Requirement:
Repeat every line of the listing below exactly, minus the pictures.
+-------+
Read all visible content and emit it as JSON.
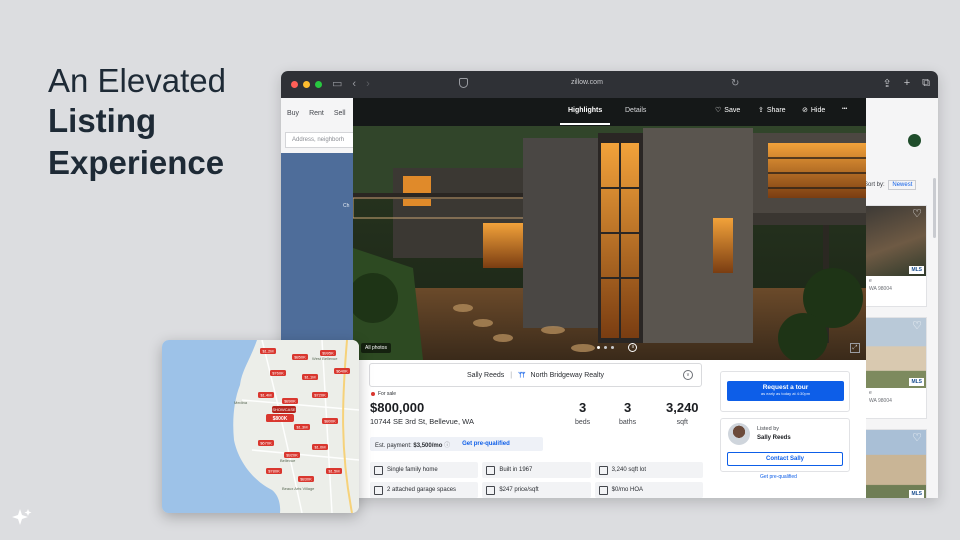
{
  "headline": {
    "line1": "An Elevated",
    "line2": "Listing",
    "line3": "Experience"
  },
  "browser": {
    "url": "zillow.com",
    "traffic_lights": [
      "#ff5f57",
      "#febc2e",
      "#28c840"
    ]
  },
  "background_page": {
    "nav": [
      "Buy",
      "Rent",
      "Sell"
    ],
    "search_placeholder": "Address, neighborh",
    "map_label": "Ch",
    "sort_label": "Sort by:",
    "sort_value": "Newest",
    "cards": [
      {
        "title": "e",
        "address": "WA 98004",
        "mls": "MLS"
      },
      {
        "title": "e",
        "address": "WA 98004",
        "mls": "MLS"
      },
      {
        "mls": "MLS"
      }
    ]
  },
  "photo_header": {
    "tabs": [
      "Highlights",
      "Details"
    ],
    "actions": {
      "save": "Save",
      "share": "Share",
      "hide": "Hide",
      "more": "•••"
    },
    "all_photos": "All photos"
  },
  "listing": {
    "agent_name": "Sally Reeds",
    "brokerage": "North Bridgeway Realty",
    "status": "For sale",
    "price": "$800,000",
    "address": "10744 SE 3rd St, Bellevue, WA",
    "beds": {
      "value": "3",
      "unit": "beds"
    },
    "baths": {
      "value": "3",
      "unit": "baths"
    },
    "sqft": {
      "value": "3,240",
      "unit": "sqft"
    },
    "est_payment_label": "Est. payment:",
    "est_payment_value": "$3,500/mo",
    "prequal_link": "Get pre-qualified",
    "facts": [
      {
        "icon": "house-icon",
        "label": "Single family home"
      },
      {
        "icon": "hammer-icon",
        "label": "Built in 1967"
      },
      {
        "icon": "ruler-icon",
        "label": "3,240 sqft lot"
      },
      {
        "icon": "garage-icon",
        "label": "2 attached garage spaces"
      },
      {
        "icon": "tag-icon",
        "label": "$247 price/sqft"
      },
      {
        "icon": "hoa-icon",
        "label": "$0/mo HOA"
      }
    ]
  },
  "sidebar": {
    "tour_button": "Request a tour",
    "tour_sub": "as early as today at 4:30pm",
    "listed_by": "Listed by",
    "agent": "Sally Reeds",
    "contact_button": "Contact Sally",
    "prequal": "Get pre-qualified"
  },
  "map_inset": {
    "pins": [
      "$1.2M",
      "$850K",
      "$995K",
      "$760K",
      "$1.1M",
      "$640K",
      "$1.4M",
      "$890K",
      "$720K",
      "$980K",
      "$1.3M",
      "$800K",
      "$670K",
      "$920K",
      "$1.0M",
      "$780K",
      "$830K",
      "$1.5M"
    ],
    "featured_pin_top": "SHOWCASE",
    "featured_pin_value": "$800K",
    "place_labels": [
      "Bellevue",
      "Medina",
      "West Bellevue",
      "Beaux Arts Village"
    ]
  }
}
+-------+
Exercise solution:
Read all visible content and emit it as JSON.
{
  "headline": {
    "line1": "An Elevated",
    "line2": "Listing",
    "line3": "Experience"
  },
  "browser": {
    "url": "zillow.com",
    "traffic_lights": [
      "#ff5f57",
      "#febc2e",
      "#28c840"
    ]
  },
  "background_page": {
    "nav": [
      "Buy",
      "Rent",
      "Sell"
    ],
    "search_placeholder": "Address, neighborh",
    "map_label": "Ch",
    "sort_label": "Sort by:",
    "sort_value": "Newest",
    "cards": [
      {
        "title": "e",
        "address": "WA 98004",
        "mls": "MLS"
      },
      {
        "title": "e",
        "address": "WA 98004",
        "mls": "MLS"
      },
      {
        "mls": "MLS"
      }
    ]
  },
  "photo_header": {
    "tabs": [
      "Highlights",
      "Details"
    ],
    "actions": {
      "save": "Save",
      "share": "Share",
      "hide": "Hide",
      "more": "•••"
    },
    "all_photos": "All photos"
  },
  "listing": {
    "agent_name": "Sally Reeds",
    "brokerage": "North Bridgeway Realty",
    "status": "For sale",
    "price": "$800,000",
    "address": "10744 SE 3rd St, Bellevue, WA",
    "beds": {
      "value": "3",
      "unit": "beds"
    },
    "baths": {
      "value": "3",
      "unit": "baths"
    },
    "sqft": {
      "value": "3,240",
      "unit": "sqft"
    },
    "est_payment_label": "Est. payment:",
    "est_payment_value": "$3,500/mo",
    "prequal_link": "Get pre-qualified",
    "facts": [
      {
        "icon": "house-icon",
        "label": "Single family home"
      },
      {
        "icon": "hammer-icon",
        "label": "Built in 1967"
      },
      {
        "icon": "ruler-icon",
        "label": "3,240 sqft lot"
      },
      {
        "icon": "garage-icon",
        "label": "2 attached garage spaces"
      },
      {
        "icon": "tag-icon",
        "label": "$247 price/sqft"
      },
      {
        "icon": "hoa-icon",
        "label": "$0/mo HOA"
      }
    ]
  },
  "sidebar": {
    "tour_button": "Request a tour",
    "tour_sub": "as early as today at 4:30pm",
    "listed_by": "Listed by",
    "agent": "Sally Reeds",
    "contact_button": "Contact Sally",
    "prequal": "Get pre-qualified"
  },
  "map_inset": {
    "pins": [
      "$1.2M",
      "$850K",
      "$995K",
      "$760K",
      "$1.1M",
      "$640K",
      "$1.4M",
      "$890K",
      "$720K",
      "$980K",
      "$1.3M",
      "$800K",
      "$670K",
      "$920K",
      "$1.0M",
      "$780K",
      "$830K",
      "$1.5M"
    ],
    "featured_pin_top": "SHOWCASE",
    "featured_pin_value": "$800K",
    "place_labels": [
      "Bellevue",
      "Medina",
      "West Bellevue",
      "Beaux Arts Village"
    ]
  }
}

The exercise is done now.